Your dog is not hungry. If you have fed the dog the appropriate amount of food that he needs, your dog is not hungry. We have been accustomed to feeding dogs like they are little food machines. Every time the dog looks at us, we give food. Every time the dog is bored, we give food. Every time we go out, we give food. Every time we see bile, we give food. Little did we know that the more food we feed, the more the dog’s body has to work to process the food in his body(well, its just common sense). 

Sure, giving your dog a chew every now and then can be beneficial to his health, teeth and jaws and can kill some boredom. However, if you need to feed your dog every-so-often because the dog is bored or because of guilt for leaving the dog too long, seeking alternative activities for the dog is a far better option. Exercising a dog provides more than just physical benefits, it can actually calm the dog down and you can be guilt-free for hours to go for work or run your errands.

There is a large range of treats for dogs in the market, and dog parties are rising in popularity. Owners seem to have been shifted into the mindset that a dog needs to be eating to be happy. Feeding a whole cupcake to your dog can make you think that your dog is happy, but your dog’s body is DEFINITELY not happy. Dogs are opportunists and many of us know the fact that dogs will eat whenever given the opportunity. Giving your dog more than that he needs, feeding your dog too often will overload the body. A dog with a healthy and clean gut, is a healthy dog. By overloading your dog’s body, you are directly forcing your dog’s body mechanism to work none stop to digest the food, absorb the good and the bad, defecate the undigestible. Without a good resting period, the gut can not restore itself, the body will not be able to rest, you are then indirectly creating a lot of stress to the dog’s body and in particular, the liver and the kidneys.

If you need and want to use food for training (which can be great, by the way), make sure you have calculated and reduced the amount of the main meals you are feeding or simply use the main meals as part of the training. Every now and then, a chew can be interesting for the dog and provide health benefits, but if you need to constantly be doing that, an alternative should be figured out. Many times yellow bile is not a sign of hunger, its a reflex from the dog’s body expecting food. Vary your feeding time, feeding amount and overall feeding routine can often solve that. Feed your dog what he needs base on the activity levels, the size and general outlook.
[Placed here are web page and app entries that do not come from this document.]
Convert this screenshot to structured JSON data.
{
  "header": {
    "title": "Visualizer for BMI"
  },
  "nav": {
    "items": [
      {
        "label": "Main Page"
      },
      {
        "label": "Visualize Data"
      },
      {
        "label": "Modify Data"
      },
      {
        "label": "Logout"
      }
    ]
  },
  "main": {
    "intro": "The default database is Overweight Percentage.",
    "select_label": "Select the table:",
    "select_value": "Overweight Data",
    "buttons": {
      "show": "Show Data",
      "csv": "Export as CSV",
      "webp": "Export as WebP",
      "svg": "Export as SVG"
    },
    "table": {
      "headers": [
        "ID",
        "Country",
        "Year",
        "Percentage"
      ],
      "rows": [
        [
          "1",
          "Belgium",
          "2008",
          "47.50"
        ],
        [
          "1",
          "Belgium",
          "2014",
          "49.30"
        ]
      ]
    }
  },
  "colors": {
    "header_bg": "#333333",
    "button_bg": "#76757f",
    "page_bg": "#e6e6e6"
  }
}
Your dog is NOT as hungry as you think he is. What you feed your dog, is what he becomes.